• **Work request**: Where a line of the data below has the string "header", copy that line.

[Interface dataset entries]
------------
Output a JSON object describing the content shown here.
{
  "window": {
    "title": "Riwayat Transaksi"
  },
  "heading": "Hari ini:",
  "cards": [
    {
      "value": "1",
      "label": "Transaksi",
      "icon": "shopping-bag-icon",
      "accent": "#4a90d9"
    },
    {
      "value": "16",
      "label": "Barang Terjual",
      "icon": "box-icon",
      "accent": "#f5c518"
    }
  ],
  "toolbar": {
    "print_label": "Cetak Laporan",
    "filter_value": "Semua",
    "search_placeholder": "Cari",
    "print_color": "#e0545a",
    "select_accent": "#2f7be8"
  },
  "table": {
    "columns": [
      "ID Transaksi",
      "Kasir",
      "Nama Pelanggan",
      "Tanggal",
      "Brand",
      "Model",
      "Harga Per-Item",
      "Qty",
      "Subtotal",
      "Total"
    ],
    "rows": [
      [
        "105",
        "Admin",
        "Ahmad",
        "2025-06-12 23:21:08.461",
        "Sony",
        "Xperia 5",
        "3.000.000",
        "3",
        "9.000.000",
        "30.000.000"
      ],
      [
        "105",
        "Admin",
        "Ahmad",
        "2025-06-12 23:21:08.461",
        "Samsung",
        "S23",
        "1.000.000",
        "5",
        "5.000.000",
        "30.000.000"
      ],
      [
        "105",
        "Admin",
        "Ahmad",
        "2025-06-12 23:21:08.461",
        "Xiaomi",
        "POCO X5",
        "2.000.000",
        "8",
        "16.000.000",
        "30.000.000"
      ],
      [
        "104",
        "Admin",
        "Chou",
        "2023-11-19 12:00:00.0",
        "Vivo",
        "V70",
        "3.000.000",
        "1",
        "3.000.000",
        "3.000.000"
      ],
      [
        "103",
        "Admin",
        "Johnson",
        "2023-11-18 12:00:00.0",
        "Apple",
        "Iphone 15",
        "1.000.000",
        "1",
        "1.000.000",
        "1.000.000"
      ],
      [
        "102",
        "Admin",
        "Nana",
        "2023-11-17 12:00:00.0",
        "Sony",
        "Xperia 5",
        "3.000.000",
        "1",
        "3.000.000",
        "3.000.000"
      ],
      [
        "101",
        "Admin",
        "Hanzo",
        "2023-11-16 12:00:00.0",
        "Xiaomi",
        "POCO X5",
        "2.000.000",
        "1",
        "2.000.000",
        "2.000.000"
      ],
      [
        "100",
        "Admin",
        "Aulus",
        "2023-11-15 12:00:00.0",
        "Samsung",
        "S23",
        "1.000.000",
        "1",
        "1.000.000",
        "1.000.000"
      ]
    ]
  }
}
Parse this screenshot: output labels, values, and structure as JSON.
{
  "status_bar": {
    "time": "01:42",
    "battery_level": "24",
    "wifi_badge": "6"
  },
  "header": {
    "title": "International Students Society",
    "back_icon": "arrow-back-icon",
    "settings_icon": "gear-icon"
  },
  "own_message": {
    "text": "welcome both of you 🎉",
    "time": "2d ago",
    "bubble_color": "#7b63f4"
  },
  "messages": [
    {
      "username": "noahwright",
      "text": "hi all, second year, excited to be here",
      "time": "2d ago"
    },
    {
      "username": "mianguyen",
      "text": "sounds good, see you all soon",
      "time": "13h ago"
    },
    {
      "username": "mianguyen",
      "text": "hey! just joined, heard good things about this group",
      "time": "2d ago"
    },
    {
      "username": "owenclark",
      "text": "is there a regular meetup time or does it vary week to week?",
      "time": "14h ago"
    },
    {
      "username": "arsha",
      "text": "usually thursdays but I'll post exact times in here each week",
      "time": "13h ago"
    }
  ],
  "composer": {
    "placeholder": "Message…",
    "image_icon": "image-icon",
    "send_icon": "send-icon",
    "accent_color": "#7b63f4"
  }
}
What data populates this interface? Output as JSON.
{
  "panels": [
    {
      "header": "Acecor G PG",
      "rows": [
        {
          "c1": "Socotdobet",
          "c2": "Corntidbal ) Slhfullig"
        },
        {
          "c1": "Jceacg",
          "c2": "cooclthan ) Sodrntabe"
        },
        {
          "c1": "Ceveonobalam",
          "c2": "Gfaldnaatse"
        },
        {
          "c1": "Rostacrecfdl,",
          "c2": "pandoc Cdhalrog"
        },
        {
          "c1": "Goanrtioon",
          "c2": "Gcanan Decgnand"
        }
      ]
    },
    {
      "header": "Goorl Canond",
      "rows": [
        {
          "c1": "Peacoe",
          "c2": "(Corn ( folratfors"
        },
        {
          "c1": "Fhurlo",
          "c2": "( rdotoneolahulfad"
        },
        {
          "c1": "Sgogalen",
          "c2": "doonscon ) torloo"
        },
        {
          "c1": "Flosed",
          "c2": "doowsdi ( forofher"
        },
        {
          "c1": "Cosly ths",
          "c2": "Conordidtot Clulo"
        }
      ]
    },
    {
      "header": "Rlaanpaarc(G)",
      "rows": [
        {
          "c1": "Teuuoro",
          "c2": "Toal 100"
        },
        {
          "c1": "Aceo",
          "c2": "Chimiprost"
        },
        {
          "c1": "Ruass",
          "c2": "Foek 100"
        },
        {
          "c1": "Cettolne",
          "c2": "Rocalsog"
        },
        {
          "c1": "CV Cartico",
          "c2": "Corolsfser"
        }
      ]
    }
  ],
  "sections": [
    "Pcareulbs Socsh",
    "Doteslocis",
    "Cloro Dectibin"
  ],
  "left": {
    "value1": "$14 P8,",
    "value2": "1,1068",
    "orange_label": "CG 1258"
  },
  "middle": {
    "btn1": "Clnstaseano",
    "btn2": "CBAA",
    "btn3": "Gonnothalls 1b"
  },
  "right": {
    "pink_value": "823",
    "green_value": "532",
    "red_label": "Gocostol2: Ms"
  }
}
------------
• **Answer section**:
  "header": {
      "header": "Acecor G PG",
      "header": "Goorl Canond",
      "header": "Rlaanpaarc(G)",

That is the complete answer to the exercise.